Grande Messe des morts (Requiem), Op.5
Toby Spence (tenor)
BBC Symphony Chorus
Crouch End Festival Chorus
London Philharmonic Choir
BBC Symphony Orchestra
Reviewed by: Peter Reed
Reviewed: 13 November, 2016
Venue: Royal Albert Hall, London
After all the military and patriotic commemorations of this year’s Remembrance weekend, not least the televised one the night before in the same venue, there came this sober, spellbinding performance of Berlioz’s monumental Requiem, first heard in 1837 at Les Invalides in Paris at a state funeral, and, 180 years later, inevitably recalling the terrorist attacks in Paris last year.
Berlioz may have been a card-carrying atheist, but like many an artist who didn’t ‘do God’, he had a pragmatic if unorthodox relationship with Christianity, not least with the apocalyptic imagery of the Requiem Mass text, adapting it like a libretto to impose his view on this liturgical drama, and he had natural affinity for the post-French Revolution style of grand public celebration.

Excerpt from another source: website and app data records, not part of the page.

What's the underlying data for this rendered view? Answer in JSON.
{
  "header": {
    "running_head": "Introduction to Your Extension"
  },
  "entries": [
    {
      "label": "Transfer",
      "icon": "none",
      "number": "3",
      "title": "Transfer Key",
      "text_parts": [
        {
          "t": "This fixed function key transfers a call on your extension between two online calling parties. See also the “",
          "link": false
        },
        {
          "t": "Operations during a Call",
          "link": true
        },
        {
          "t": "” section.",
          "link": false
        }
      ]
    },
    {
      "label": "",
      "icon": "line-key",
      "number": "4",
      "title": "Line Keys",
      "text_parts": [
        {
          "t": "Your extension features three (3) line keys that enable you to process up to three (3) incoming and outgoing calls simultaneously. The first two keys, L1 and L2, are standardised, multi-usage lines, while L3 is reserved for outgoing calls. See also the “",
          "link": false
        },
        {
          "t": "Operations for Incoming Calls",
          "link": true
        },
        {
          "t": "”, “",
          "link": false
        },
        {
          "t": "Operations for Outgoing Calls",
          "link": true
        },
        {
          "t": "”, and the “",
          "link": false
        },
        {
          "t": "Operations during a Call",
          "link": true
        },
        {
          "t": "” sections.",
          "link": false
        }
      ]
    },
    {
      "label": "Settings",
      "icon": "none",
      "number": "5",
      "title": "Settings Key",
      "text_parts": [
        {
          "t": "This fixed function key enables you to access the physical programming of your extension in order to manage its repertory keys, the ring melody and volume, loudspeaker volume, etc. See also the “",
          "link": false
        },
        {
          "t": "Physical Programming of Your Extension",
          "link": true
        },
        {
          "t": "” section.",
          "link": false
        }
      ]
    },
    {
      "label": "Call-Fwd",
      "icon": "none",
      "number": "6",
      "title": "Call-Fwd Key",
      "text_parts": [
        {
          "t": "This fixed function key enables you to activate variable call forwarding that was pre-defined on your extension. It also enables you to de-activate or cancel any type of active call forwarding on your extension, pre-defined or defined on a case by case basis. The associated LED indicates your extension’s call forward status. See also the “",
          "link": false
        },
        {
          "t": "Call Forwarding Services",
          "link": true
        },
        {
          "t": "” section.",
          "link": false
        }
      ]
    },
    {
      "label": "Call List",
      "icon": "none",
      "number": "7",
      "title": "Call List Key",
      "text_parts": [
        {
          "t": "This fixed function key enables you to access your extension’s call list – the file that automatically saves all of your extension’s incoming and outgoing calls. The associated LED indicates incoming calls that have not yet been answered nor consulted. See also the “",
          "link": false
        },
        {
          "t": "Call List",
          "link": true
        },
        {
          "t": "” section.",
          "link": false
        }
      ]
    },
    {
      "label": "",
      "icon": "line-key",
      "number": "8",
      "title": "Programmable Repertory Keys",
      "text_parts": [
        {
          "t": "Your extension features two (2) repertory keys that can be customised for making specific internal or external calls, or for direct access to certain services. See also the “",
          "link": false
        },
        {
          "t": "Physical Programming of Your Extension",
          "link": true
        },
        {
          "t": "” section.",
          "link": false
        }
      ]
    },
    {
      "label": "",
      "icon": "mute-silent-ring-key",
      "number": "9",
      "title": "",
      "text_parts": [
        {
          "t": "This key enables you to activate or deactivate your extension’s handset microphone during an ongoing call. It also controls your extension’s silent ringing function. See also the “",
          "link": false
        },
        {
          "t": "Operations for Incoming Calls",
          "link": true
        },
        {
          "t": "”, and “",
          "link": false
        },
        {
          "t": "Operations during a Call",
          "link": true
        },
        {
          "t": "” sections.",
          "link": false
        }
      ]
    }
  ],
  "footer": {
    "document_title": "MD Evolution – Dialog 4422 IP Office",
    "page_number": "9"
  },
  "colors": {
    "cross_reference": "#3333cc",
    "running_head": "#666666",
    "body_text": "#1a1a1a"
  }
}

Many music-lovers are drawn into the Grande Messe des morts by the apparent megalomania of its forces – here a chorus of 350, four ten-strong brass sections (two at the back of the orchestra, one each either side high-up in the second-tier boxes), ten sets of timpani – but these are used sparingly and, while in the right hands awesome, they don’t define the character of the work.
The overall impression was of exposed choral and orchestral lines, with the Albert Hall acoustic encouraging them to linger and hover. François-Xavier Roth introduced this clarity from the start as the falling phrase “Requiem aeternam” quietly filtered through the texture in a way that might have impressed John Adams, followed by the lower strings intoning their chant-like ‘Dies irae’, almost oblivious to the remoteness of the chorus.
In a work where there is little genuinely fast music, Roth’s sense of pace and rhythm was unpressured, and kept the passages of high choral writing from sprawling. The brass bands filled the crack of doom spectacularly, but other detail was just as telling – the ‘period’ sheen of the string sound, the bassoon consort in the ‘Offertorium’, the distant wail of the cor anglais threading through the ‘Quid sum miser’ and the uncannily precise aural void Berlioz conjures with highest woodwind and lowest brass in the ‘Hostias’.
The three choirs distinguished themselves in some dangerously unsupported writing, effortlessly creating huge vistas of sound and collective terror and fragility. The confident a cappella contributions drew attention to the ‘authentic’ French pronunciation of the Latin, where every “u”-sound came from pursed lips. Shaped by Roth’s unobtrusive, finely judged theatrical flair, the combined chorus illuminated text and music in a way that you think would have been entirely familiar to listeners nearly 200 years ago.
Toby Spence (in place of Maximilian Schmitt) was the tenor in the ‘Sanctus’, half-archangel, half-supplicant, with his passionate high-lying music accentuating what mere humanity is up against, and for once the fugal “Hosanna”s sounded trim, even if they sit awkwardly with the tenor. Roth steered the ‘Agnus Dei’ and the non-liturgical return of the opening into a semblance of heavenly bliss as Berlioz’s extraordinary vision receded into the distance and real silence.